>>>
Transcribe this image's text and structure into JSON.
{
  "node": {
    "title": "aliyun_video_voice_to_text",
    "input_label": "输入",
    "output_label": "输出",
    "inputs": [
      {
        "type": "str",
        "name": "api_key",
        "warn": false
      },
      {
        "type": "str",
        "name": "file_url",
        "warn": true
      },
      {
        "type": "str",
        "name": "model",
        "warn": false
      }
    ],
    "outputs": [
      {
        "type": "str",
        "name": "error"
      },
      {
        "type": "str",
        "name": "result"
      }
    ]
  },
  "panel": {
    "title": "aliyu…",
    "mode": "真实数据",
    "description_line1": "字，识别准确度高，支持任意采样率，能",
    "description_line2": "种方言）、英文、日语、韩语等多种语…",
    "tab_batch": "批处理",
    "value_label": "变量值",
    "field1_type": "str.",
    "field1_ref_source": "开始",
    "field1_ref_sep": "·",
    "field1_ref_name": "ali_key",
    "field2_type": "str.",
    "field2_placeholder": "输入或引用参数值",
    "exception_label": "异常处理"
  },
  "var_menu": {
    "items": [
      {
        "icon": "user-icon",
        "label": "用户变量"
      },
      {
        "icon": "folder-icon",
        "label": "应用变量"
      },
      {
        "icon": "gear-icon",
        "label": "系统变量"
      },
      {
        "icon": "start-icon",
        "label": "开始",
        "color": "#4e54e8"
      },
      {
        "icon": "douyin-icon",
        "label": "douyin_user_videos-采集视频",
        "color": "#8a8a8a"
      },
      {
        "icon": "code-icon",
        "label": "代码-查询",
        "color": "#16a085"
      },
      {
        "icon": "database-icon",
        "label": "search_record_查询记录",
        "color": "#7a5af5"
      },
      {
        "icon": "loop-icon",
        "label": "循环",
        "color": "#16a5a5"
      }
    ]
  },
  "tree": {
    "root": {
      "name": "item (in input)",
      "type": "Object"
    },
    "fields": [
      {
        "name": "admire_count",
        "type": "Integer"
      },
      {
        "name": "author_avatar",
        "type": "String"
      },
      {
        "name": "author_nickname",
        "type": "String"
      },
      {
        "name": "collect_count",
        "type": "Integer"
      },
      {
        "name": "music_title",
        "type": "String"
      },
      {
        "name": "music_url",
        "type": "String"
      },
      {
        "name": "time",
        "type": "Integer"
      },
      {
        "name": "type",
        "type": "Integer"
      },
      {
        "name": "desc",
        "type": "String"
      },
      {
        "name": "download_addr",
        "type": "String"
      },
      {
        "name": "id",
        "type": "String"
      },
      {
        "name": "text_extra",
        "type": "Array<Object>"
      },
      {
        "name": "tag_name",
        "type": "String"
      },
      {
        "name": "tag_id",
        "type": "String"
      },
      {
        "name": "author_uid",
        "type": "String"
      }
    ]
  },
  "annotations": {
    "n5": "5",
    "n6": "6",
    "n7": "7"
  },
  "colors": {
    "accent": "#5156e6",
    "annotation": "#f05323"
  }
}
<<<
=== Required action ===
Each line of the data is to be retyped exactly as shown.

=== Finished exercise ===
Transcribe this image's text and structure into JSON.
{
  "node": {
    "title": "aliyun_video_voice_to_text",
    "input_label": "输入",
    "output_label": "输出",
    "inputs": [
      {
        "type": "str",
        "name": "api_key",
        "warn": false
      },
      {
        "type": "str",
        "name": "file_url",
        "warn": true
      },
      {
        "type": "str",
        "name": "model",
        "warn": false
      }
    ],
    "outputs": [
      {
        "type": "str",
        "name": "error"
      },
      {
        "type": "str",
        "name": "result"
      }
    ]
  },
  "panel": {
    "title": "aliyu…",
    "mode": "真实数据",
    "description_line1": "字，识别准确度高，支持任意采样率，能",
    "description_line2": "种方言）、英文、日语、韩语等多种语…",
    "tab_batch": "批处理",
    "value_label": "变量值",
    "field1_type": "str.",
    "field1_ref_source": "开始",
    "field1_ref_sep": "·",
    "field1_ref_name": "ali_key",
    "field2_type": "str.",
    "field2_placeholder": "输入或引用参数值",
    "exception_label": "异常处理"
  },
  "var_menu": {
    "items": [
      {
        "icon": "user-icon",
        "label": "用户变量"
      },
      {
        "icon": "folder-icon",
        "label": "应用变量"
      },
      {
        "icon": "gear-icon",
        "label": "系统变量"
      },
      {
        "icon": "start-icon",
        "label": "开始",
        "color": "#4e54e8"
      },
      {
        "icon": "douyin-icon",
        "label": "douyin_user_videos-采集视频",
        "color": "#8a8a8a"
      },
      {
        "icon": "code-icon",
        "label": "代码-查询",
        "color": "#16a085"
      },
      {
        "icon": "database-icon",
        "label": "search_record_查询记录",
        "color": "#7a5af5"
      },
      {
        "icon": "loop-icon",
        "label": "循环",
        "color": "#16a5a5"
      }
    ]
  },
  "tree": {
    "root": {
      "name": "item (in input)",
      "type": "Object"
    },
    "fields": [
      {
        "name": "admire_count",
        "type": "Integer"
      },
      {
        "name": "author_avatar",
        "type": "String"
      },
      {
        "name": "author_nickname",
        "type": "String"
      },
      {
        "name": "collect_count",
        "type": "Integer"
      },
      {
        "name": "music_title",
        "type": "String"
      },
      {
        "name": "music_url",
        "type": "String"
      },
      {
        "name": "time",
        "type": "Integer"
      },
      {
        "name": "type",
        "type": "Integer"
      },
      {
        "name": "desc",
        "type": "String"
      },
      {
        "name": "download_addr",
        "type": "String"
      },
      {
        "name": "id",
        "type": "String"
      },
      {
        "name": "text_extra",
        "type": "Array<Object>"
      },
      {
        "name": "tag_name",
        "type": "String"
      },
      {
        "name": "tag_id",
        "type": "String"
      },
      {
        "name": "author_uid",
        "type": "String"
      }
    ]
  },
  "annotations": {
    "n5": "5",
    "n6": "6",
    "n7": "7"
  },
  "colors": {
    "accent": "#5156e6",
    "annotation": "#f05323"
  }
}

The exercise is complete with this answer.